Syringocrinus paradoxicus Billings, 1859, p. 65-66, pl. 10, fig. 14; Miller, 1877, p. 92; Miller, 1889, p. 285; Gill and Caster, 1960, p. 17-20; Ubaghs, 1963, p. 1141; Parsley and Caster, 1965, p. 118.
Syringocrinus “paradoxus” Billings, 1859. Wachmuth and Springer, 1882, p. 411.
“Dendrocystis paradoxus” (Billlings, 1859). Bather, 1900, p. 48.
Dendrocystites(?) “paradoxica” (Billings, 1859). Bassler, 1915, p. 398; Nicoles, 1925, p. 90.
“Dendrocystis(?) paradoxica” (Billings, 1859). Bather, 1913, p. 371, 372, 397, 398, fig. 13, p. 396; Bather, 1928, p. 7-8.

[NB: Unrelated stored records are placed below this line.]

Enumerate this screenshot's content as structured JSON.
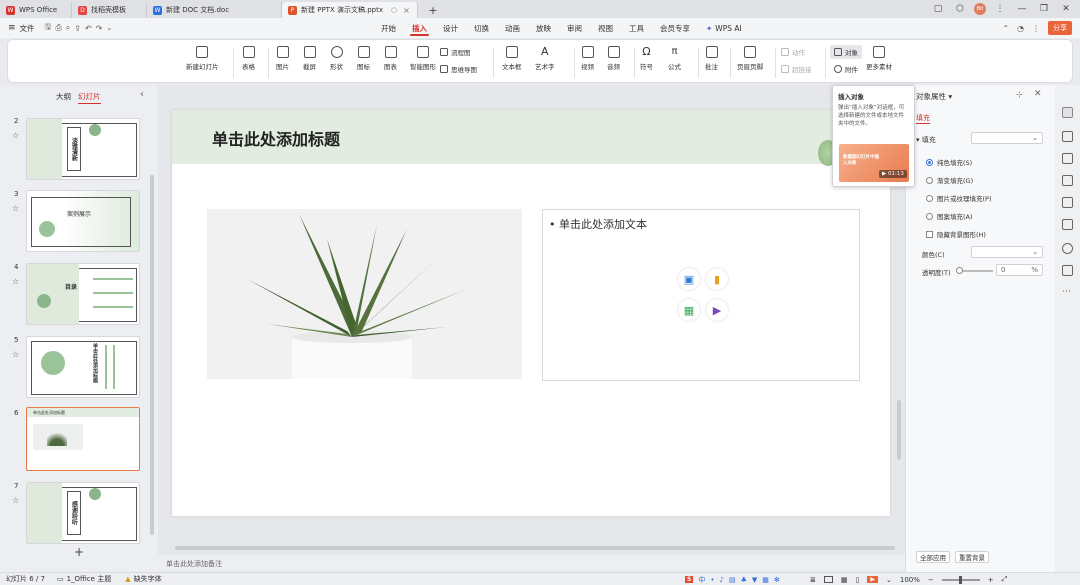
{
  "titlebar": {
    "tabs": [
      {
        "label": "WPS Office"
      },
      {
        "label": "找稻壳模板"
      },
      {
        "label": "新建 DOC 文档.doc"
      },
      {
        "label": "新建 PPTX 演示文稿.pptx"
      }
    ],
    "new_tab": "+",
    "avatar": "Bit"
  },
  "menubar": {
    "file_label": "文件",
    "tabs": [
      "开始",
      "插入",
      "设计",
      "切换",
      "动画",
      "放映",
      "审阅",
      "视图",
      "工具",
      "会员专享"
    ],
    "active_tab": "插入",
    "ai_label": "WPS AI",
    "share_label": "分享"
  },
  "ribbon": {
    "new_slide": "新建幻灯片",
    "table": "表格",
    "picture": "图片",
    "screenshot": "截屏",
    "shape": "形状",
    "icon": "图标",
    "chart": "图表",
    "smartart": "智能图形",
    "flowchart": "流程图",
    "mindmap": "思维导图",
    "textbox": "文本框",
    "wordart": "艺术字",
    "video": "视频",
    "audio": "音频",
    "symbol": "符号",
    "formula": "公式",
    "comment": "批注",
    "header_footer": "页眉页脚",
    "action": "动作",
    "hyperlink": "超链接",
    "object": "对象",
    "attachment": "附件",
    "more": "更多素材"
  },
  "leftpanel": {
    "tab_outline": "大纲",
    "tab_slides": "幻灯片",
    "slides": [
      {
        "num": "2",
        "title": "淡雅清新"
      },
      {
        "num": "3",
        "title": "案例展示"
      },
      {
        "num": "4",
        "title": "目录"
      },
      {
        "num": "5",
        "title": "单击此处添加标题"
      },
      {
        "num": "6",
        "title": "单击此处添加标题"
      },
      {
        "num": "7",
        "title": "感谢聆听"
      }
    ],
    "add": "+"
  },
  "slide": {
    "title": "单击此处添加标题",
    "bullet": "单击此处添加文本"
  },
  "notes_placeholder": "单击此处添加备注",
  "tooltip": {
    "title": "插入对象",
    "desc": "弹出“插入对象”对话框，可选择新建的文件或本地文件夹中的文件。",
    "video_text": "新建副幻灯片中插入对象",
    "duration": "01:13"
  },
  "rightpanel": {
    "title": "对象属性",
    "tab_fill": "填充",
    "section_fill": "填充",
    "options": [
      "纯色填充(S)",
      "渐变填充(G)",
      "图片或纹理填充(P)",
      "图案填充(A)"
    ],
    "checkbox": "隐藏背景图形(H)",
    "color_label": "颜色(C)",
    "transparency_label": "透明度(T)",
    "transparency_value": "0",
    "transparency_unit": "%",
    "apply_all": "全部应用",
    "reset_bg": "重置背景"
  },
  "statusbar": {
    "slide_info": "幻灯片 6 / 7",
    "theme": "1_Office 主题",
    "missing_font": "缺失字体",
    "zoom": "100%"
  },
  "colors": {
    "accent_red": "#d6332c",
    "slide_header_bg": "#e2ece0",
    "selected_border": "#e8794a"
  }
}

Dendrocystites [paradoxicus] (Billings, 1859). Bassler, 1938, p. 9, 85.
Syringocrinus [paradoxicus] Billings, 1859. Springer in Zittel, 1913, p. 151; Jaekel, 1921, p. 124.; Hecker, 1940, p. 20, 62; Chauvel, 1941, p. 171, 241.

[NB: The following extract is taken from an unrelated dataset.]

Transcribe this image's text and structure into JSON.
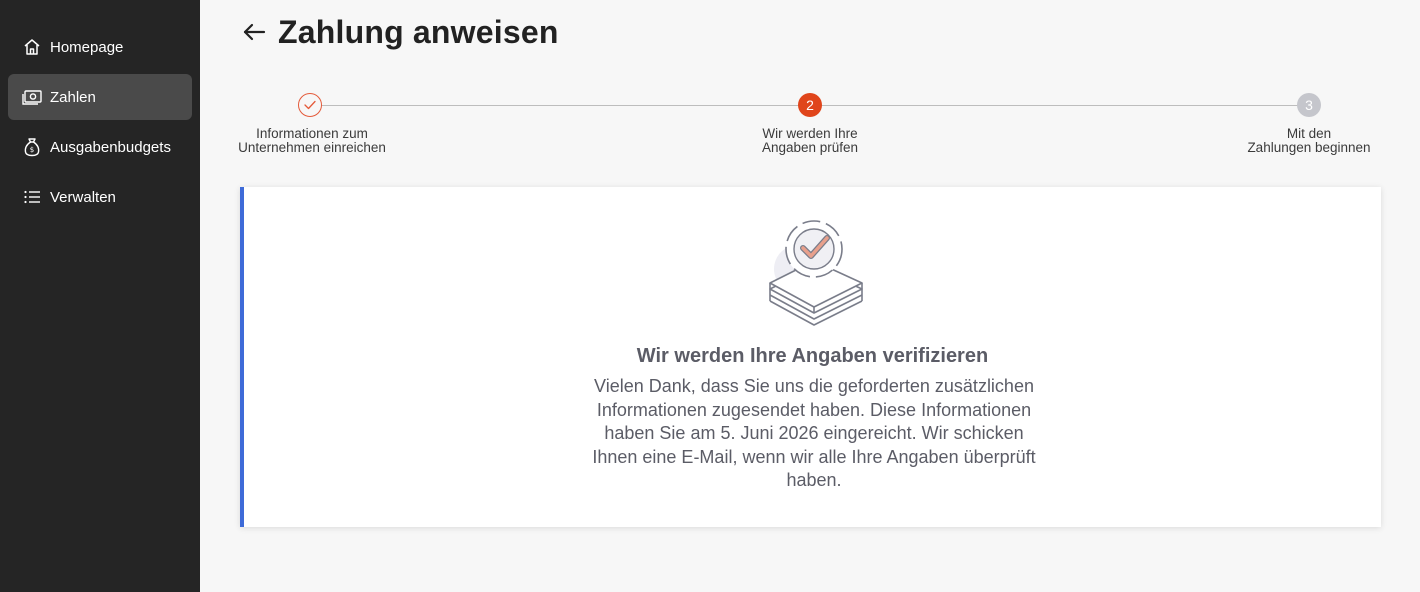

Dendrocystites paradoxicus (Billings, 1859). Bassler and Moody, 1943, p. 4, 149, 150, 192.
“Dendrocystites(?)” paradoxicus (Billings, 1859). Ragnéll, 1945, p. 195.

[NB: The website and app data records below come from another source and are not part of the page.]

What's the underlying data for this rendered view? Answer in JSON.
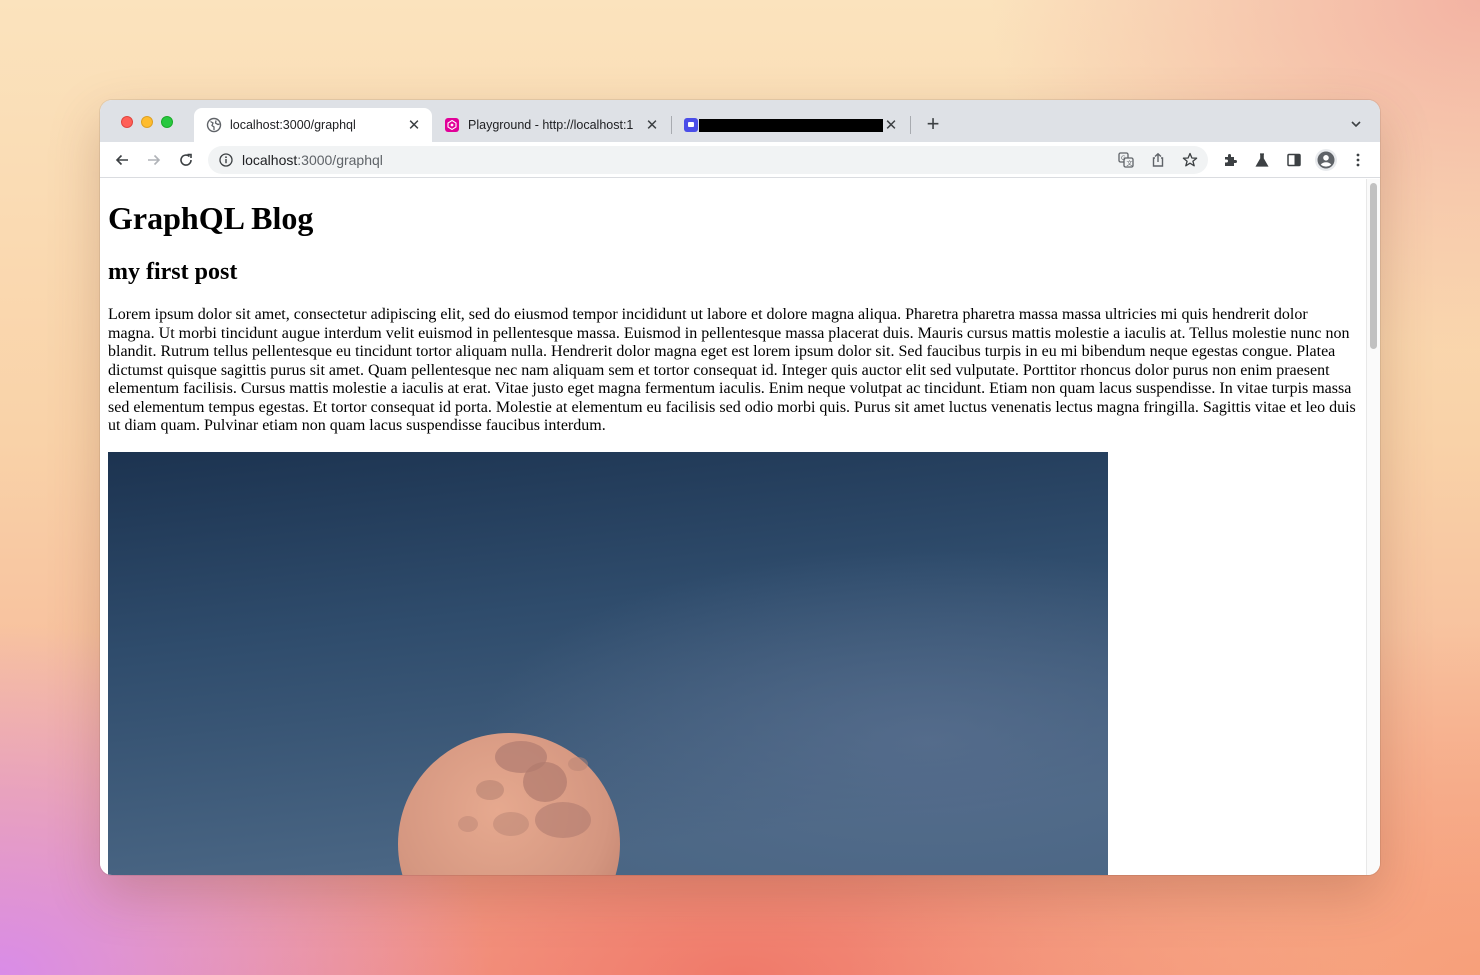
{
  "browser": {
    "tabs": [
      {
        "title": "localhost:3000/graphql",
        "favicon": "globe-icon",
        "active": true
      },
      {
        "title": "Playground - http://localhost:1",
        "favicon": "graphql-playground-icon",
        "active": false
      },
      {
        "title": "",
        "favicon": "app-icon",
        "active": false,
        "redacted": true
      }
    ],
    "new_tab_label": "+",
    "address": {
      "host": "localhost",
      "path": ":3000/graphql"
    },
    "toolbar_icons": [
      "back-arrow-icon",
      "forward-arrow-icon",
      "reload-icon",
      "info-icon",
      "translate-icon",
      "share-icon",
      "bookmark-star-icon",
      "extensions-icon",
      "labs-icon",
      "side-panel-icon",
      "profile-icon",
      "menu-kebab-icon"
    ]
  },
  "page": {
    "heading": "GraphQL Blog",
    "post": {
      "title": "my first post",
      "body": "Lorem ipsum dolor sit amet, consectetur adipiscing elit, sed do eiusmod tempor incididunt ut labore et dolore magna aliqua. Pharetra pharetra massa massa ultricies mi quis hendrerit dolor magna. Ut morbi tincidunt augue interdum velit euismod in pellentesque massa. Euismod in pellentesque massa placerat duis. Mauris cursus mattis molestie a iaculis at. Tellus molestie nunc non blandit. Rutrum tellus pellentesque eu tincidunt tortor aliquam nulla. Hendrerit dolor magna eget est lorem ipsum dolor sit. Sed faucibus turpis in eu mi bibendum neque egestas congue. Platea dictumst quisque sagittis purus sit amet. Quam pellentesque nec nam aliquam sem et tortor consequat id. Integer quis auctor elit sed vulputate. Porttitor rhoncus dolor purus non enim praesent elementum facilisis. Cursus mattis molestie a iaculis at erat. Vitae justo eget magna fermentum iaculis. Enim neque volutpat ac tincidunt. Etiam non quam lacus suspendisse. In vitae turpis massa sed elementum tempus egestas. Et tortor consequat id porta. Molestie at elementum eu facilisis sed odio morbi quis. Purus sit amet luctus venenatis lectus magna fringilla. Sagittis vitae et leo duis ut diam quam. Pulvinar etiam non quam lacus suspendisse faucibus interdum.",
      "image": "full-moon-night-sky-photo"
    }
  },
  "colors": {
    "tabstrip": "#dee1e6",
    "sky_top": "#1c3452",
    "sky_bottom": "#4c6a88",
    "moon": "#d99a85"
  }
}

Dendrocystites(?) paradoxicus (Billings, 1859). Wilson, 1946, p. 3, 8.
Description and Occurrence: Solute Carpoid. Rare in the Trenton Group. Theca bilaterally symmetrical inflated and depressed. Plates are not evenly bilaterally paired and marginal plates large (probably 13 in number). The ventral surface has large polygonal plates bearing pebbly prosopon and the dorsal theca has many small polygonal plates. Proximal stele is composed of approximately 12 imbricating segments and the distal stele is asymmetrical. Syringocrinus paradoxicus differs from other Syringocrinus species in that the left plates are broader and shorter than the right plates with a sutural flange on the left series that parallels the distal suture, sharply rising to form a “plowshare-like” flange. It also has three dorsal plates between the right and left series, all tightly fused into a rigid zone, the dendrocystyloid.
Ecology: Had a “flat-fish” mode of life. Lived on the seafloor with the side with the small plates facing down on the substrate; the food groove on the arm also faces down and they probably ate organic detritus grubbed up from the bottom. These living habits are basically like pleurocystitid rhombiferans (Brower, 1999).